Emma Spoon once again demonstrated why she is a queen of this distance, burying her competition with a nearly 40 minute lead, and a new course record. Emma is intimately familiar with Moose and Mystery Mountain, having placed in the top three in four different Spring Superior 25K appearances. That knowledge helped her establish an impressive 7th place finish in the overall standings with a time of 4:08:30. Ashley Hanson and Stephanie Sathre battled each other for second and third place, with only 3 minutes separating them by the finish.
Despite being billed as the “easier” race, Moose Mountain Marathon is no joke. It requires dedication to overcoming the relentless hills, roots, and rocks that are thrown at you over the course of 26 miles. The marathon also boasts some of the most impressive scenery of the course, with spectacular overlooks on top of Carlton Peak and Moose Mountain itself. The overlook on top of Moose Mountain is worth a short pause to soak in all the reasons we do this crazy sport.

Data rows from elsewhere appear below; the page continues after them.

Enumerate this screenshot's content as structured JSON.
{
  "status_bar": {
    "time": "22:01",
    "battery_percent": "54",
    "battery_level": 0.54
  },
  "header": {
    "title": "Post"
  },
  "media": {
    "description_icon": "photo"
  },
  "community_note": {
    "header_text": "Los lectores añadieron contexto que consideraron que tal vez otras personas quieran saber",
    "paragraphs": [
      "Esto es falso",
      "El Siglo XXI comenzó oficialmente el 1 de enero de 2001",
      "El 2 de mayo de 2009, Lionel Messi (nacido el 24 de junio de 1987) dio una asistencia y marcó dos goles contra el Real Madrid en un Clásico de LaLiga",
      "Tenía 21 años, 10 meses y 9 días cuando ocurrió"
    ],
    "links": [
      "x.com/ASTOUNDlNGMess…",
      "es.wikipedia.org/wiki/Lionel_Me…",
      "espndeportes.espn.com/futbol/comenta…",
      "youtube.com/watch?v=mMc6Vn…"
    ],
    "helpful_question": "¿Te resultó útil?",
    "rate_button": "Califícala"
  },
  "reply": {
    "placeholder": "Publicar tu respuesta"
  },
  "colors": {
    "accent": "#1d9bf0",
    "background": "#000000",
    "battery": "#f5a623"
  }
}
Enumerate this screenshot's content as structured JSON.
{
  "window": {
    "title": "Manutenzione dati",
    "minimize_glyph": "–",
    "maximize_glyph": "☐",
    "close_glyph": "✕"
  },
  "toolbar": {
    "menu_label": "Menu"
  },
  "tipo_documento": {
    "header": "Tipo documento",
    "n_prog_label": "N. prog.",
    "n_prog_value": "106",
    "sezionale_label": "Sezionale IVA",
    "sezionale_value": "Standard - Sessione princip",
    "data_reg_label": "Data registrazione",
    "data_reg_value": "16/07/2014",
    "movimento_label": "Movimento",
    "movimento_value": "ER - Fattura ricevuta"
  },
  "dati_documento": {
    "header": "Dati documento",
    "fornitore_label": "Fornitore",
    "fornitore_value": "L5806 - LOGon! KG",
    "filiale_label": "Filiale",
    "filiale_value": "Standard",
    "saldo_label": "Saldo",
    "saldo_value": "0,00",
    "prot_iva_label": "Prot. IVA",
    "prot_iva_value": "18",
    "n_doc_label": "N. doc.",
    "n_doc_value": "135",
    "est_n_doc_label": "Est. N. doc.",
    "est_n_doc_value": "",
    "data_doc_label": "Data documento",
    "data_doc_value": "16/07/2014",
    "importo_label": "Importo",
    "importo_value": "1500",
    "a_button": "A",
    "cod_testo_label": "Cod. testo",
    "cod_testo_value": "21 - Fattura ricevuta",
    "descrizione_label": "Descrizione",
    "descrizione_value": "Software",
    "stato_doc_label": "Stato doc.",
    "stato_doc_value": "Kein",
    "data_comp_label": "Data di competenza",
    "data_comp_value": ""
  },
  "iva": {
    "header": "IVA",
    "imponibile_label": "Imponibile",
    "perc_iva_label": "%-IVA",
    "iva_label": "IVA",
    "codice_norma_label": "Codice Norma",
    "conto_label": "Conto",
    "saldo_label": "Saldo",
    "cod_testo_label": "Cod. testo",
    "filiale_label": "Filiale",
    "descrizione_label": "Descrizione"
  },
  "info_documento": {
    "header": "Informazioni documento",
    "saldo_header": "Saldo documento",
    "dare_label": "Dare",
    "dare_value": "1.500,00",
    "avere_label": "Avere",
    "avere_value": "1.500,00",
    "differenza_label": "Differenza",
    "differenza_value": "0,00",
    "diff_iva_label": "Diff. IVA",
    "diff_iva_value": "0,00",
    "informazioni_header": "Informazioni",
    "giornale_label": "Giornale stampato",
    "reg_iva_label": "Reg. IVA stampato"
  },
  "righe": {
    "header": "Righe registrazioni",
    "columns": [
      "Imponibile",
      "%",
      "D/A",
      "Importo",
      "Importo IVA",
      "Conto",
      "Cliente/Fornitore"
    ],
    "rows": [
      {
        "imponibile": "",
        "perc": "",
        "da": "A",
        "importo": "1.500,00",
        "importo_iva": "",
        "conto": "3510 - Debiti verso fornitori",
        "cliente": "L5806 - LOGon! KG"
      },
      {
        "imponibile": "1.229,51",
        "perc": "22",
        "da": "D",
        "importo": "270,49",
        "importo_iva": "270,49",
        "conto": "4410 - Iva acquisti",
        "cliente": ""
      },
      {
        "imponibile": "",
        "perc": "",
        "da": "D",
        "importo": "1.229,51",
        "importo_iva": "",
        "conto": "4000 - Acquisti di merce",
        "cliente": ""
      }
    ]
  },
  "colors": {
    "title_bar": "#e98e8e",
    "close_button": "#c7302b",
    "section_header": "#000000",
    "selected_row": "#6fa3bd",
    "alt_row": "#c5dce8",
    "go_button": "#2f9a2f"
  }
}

26.2M: Registered 402, Starters 312 (78%), DNS 90 (22%), Finishers 302 (97%), DNF 10 (3%)
As darkness fell on the course for a second time, the awards ceremony commenced. One of the most beautiful displays of community is the continual cheering of runners who are coming in after dark. The award distribution pauses every time a headlamp shows up on the trail. Every runner at Superior is special, and everyone deserves all the accolades they can get. However, when amazing people do truly amazing things, it’s important to recognize it. Before the evening ended, Susan Donnelly and John Taylor had completed their 100th 100 mile finishes, commemorated with a beautiful award. Stuart Johnson crossed the line shortly before the cut-off cementing his place in Superior history with his 20th completion.
Recognizing the amazing talent of our community is inspiring. Witnessing the determination of Brian Landstrom and Jeff Goldstein, two of the O.G.s (“old guys” or “originals”), or the passion of Hadley Knight, the youngest marathon runner (9 years old) to ever finish a Fall Superior Race, makes all of us realize that we can all be a part of this. We may not be the fastest, or go the longest distance, but we show our love and passion for the community and the trails that we love with every race we attempt. The beauty and power of being out in nature, experiencing things that no one else will experience in the same way, is intoxicating. It’s why we keep coming back, year after year. Runners, volunteers, family; they all return every fall to the north shore to join in our trail family reunion. There are no political differences out on the trail. There are no religious differences on the trail. It is simply people, doing amazing things, whether running or working. Trail people, who want to experience life to the fullest, find inspiration, comfort, and encouragement in a wonderful community that is truly Superior.